- **What is needed**:
Scan the listing below for the string "label" and copy each line where it turns up.
──────────
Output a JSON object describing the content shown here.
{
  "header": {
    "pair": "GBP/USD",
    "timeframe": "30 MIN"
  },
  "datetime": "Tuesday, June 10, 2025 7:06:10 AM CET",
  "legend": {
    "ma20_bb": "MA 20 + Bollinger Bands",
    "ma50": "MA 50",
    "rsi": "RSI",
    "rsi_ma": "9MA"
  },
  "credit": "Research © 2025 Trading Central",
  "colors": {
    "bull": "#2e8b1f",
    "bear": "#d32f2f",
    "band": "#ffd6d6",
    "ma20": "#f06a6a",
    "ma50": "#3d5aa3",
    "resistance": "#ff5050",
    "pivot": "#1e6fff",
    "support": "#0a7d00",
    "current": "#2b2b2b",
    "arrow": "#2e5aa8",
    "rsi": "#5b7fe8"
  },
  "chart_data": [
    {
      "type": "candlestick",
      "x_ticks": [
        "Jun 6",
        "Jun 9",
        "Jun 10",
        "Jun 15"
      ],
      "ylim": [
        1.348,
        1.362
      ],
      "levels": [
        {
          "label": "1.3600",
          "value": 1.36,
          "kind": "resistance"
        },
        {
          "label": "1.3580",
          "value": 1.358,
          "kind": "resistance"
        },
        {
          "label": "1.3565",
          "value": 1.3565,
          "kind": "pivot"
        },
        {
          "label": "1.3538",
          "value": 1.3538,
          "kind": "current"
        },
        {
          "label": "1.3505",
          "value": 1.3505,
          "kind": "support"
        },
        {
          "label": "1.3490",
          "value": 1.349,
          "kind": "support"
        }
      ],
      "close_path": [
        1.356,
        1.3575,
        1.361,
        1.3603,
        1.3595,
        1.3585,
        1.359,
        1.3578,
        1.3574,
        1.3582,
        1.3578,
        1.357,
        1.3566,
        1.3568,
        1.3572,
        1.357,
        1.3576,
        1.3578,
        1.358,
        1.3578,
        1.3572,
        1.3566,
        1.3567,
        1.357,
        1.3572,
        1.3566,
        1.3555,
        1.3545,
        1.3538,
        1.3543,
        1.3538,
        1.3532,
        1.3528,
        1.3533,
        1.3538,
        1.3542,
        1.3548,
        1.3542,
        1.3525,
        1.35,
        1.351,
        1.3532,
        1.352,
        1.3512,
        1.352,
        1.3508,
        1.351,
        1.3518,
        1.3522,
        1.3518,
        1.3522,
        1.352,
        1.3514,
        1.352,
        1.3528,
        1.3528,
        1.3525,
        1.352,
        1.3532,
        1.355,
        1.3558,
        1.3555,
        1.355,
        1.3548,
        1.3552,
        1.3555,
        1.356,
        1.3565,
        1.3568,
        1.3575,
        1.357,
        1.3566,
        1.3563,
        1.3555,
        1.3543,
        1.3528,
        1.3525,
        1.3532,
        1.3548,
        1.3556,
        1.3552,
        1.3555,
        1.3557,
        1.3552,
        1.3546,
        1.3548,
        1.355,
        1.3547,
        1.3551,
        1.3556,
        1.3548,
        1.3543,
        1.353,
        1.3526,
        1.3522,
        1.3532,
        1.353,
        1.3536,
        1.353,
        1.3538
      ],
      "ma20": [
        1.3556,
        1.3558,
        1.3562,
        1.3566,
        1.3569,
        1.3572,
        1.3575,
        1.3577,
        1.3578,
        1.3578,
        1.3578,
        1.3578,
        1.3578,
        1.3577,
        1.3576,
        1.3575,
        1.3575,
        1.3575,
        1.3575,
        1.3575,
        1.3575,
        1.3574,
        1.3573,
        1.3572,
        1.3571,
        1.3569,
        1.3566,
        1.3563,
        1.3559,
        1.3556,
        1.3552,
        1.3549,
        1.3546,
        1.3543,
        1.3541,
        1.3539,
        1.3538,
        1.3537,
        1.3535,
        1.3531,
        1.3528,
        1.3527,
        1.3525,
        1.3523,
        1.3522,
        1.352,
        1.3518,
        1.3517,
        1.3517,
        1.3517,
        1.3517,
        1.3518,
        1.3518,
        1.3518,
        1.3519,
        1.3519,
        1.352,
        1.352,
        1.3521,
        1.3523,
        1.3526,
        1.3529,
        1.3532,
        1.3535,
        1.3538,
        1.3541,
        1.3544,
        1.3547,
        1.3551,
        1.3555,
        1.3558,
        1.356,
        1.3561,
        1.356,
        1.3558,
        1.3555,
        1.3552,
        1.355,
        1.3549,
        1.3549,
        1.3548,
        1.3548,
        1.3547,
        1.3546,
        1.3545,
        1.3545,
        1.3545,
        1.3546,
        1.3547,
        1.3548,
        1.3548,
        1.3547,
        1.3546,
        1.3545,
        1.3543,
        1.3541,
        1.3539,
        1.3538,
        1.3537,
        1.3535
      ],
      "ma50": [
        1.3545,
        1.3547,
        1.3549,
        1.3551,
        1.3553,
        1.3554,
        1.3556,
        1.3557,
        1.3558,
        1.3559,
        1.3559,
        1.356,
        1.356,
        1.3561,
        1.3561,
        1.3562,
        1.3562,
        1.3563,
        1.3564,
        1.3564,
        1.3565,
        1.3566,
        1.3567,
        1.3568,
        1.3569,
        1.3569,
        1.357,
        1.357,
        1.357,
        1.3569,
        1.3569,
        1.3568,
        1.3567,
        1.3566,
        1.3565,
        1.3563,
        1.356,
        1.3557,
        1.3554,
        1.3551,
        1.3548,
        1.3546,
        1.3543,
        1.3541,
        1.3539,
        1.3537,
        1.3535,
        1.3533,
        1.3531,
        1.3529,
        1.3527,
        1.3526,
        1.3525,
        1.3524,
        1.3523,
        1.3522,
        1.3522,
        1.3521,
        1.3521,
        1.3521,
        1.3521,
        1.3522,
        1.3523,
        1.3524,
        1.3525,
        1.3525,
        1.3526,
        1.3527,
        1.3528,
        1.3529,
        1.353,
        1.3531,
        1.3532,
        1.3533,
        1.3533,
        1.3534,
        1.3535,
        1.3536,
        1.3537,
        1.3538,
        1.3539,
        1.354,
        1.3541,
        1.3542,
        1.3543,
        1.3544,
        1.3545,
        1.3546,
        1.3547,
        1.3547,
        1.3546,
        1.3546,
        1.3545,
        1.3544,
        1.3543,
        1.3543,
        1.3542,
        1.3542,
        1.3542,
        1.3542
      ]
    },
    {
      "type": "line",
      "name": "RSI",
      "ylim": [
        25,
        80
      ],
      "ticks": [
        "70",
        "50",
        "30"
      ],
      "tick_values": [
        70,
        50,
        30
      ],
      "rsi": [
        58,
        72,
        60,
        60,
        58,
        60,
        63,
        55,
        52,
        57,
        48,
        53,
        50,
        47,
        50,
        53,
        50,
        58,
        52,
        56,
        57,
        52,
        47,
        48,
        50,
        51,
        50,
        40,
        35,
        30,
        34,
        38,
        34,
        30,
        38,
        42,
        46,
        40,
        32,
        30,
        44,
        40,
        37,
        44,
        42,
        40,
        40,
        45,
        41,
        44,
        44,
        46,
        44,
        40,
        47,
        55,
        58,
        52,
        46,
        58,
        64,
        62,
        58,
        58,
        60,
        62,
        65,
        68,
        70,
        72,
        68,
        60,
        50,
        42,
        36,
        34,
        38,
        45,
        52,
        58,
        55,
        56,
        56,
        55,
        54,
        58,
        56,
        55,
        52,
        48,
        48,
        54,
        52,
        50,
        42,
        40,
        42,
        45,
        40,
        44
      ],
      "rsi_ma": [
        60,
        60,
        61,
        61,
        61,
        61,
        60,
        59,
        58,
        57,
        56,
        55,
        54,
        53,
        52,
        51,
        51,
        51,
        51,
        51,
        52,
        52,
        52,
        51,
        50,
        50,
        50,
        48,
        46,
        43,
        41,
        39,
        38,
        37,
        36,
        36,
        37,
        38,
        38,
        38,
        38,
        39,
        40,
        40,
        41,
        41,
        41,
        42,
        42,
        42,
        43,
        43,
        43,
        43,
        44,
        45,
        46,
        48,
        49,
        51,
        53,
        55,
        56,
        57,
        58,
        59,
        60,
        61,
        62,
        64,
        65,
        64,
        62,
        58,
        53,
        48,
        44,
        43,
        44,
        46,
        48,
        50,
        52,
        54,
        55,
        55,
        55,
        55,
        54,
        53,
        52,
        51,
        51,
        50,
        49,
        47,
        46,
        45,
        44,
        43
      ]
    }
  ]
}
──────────
- **Response area**:
          "label": "1.3600",
          "label": "1.3580",
          "label": "1.3565",
          "label": "1.3538",
          "label": "1.3505",
          "label": "1.3490",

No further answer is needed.